## Work to complete
Search the data below, and report every line in which "kind" occurs.

## Items from an interface collection

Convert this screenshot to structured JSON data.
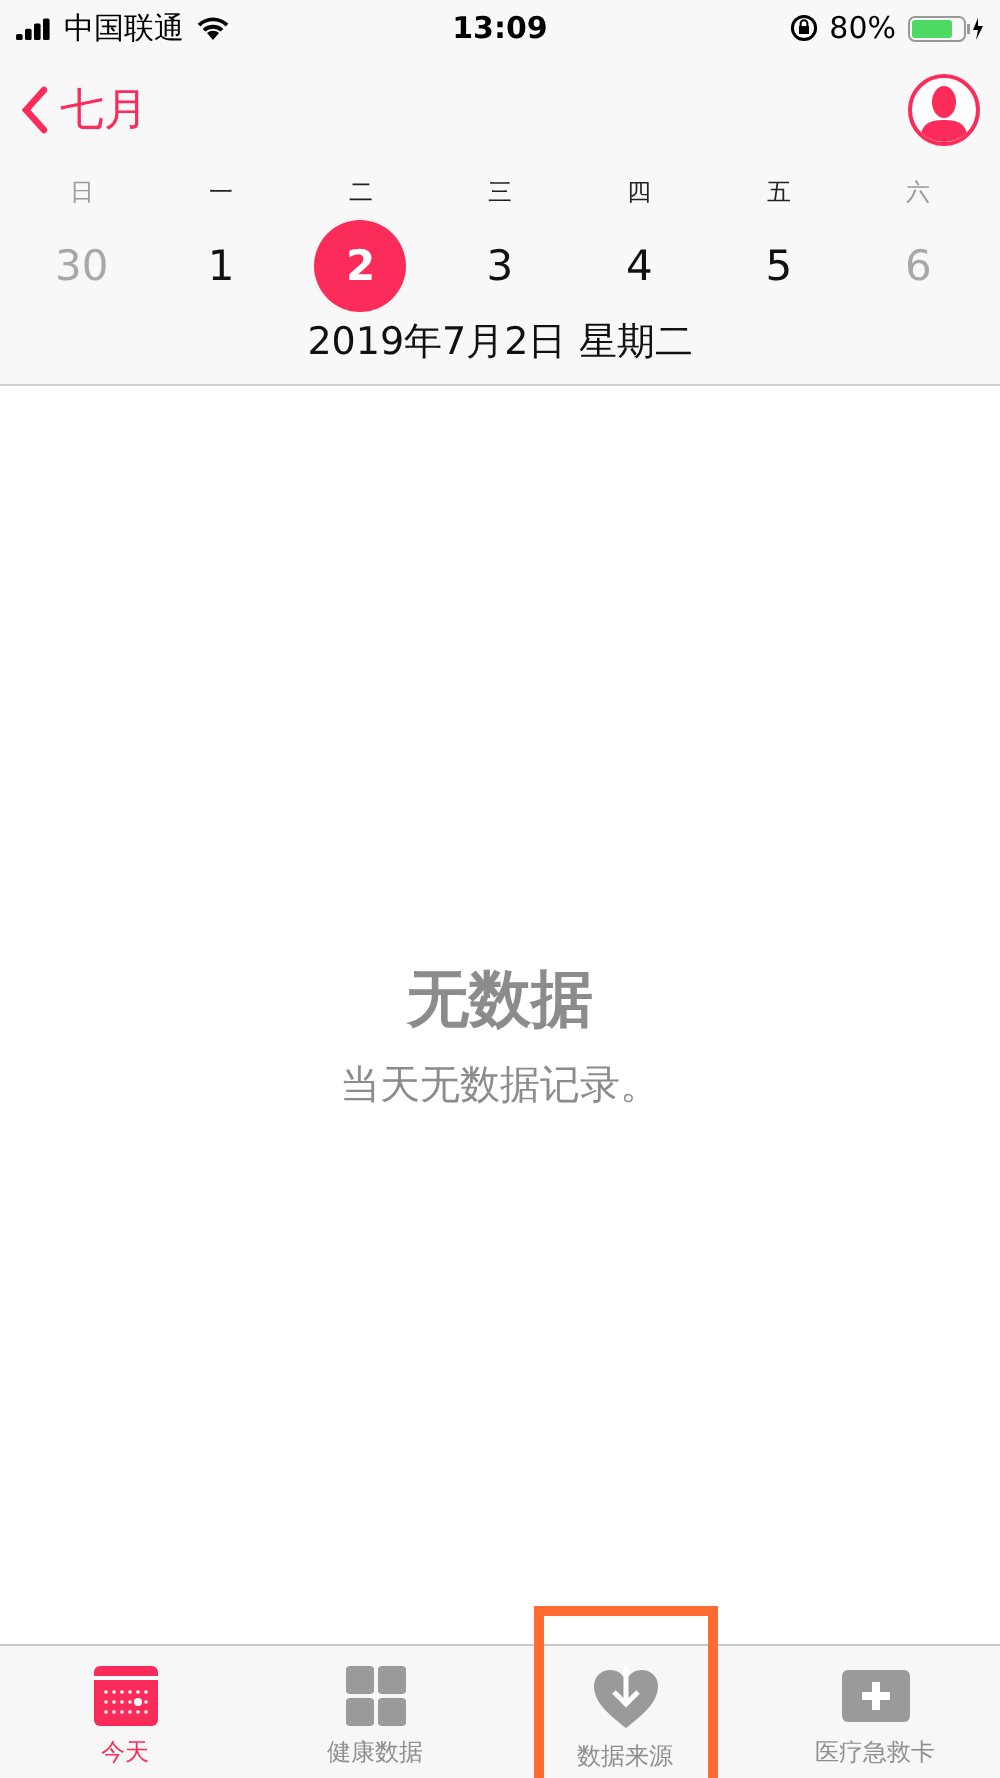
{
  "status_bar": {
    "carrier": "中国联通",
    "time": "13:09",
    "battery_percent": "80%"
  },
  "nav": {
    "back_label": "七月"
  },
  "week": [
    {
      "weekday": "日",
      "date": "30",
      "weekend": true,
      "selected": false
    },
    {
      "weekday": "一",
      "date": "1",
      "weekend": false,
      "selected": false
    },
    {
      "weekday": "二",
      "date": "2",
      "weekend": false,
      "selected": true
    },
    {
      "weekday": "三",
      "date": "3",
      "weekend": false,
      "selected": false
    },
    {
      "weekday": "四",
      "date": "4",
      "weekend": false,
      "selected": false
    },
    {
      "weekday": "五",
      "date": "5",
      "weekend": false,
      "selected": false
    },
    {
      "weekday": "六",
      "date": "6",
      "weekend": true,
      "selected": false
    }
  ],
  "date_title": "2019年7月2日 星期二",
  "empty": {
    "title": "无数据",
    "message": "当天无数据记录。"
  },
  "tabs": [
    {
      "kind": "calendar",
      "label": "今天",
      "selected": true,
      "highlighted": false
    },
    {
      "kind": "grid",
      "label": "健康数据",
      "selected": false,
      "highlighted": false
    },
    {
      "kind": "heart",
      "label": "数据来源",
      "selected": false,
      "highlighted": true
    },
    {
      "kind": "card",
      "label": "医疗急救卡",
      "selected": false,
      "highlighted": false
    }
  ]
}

## Answer for this exercise
      "kind": "calendar",
      "kind": "grid",
      "kind": "heart",
      "kind": "card",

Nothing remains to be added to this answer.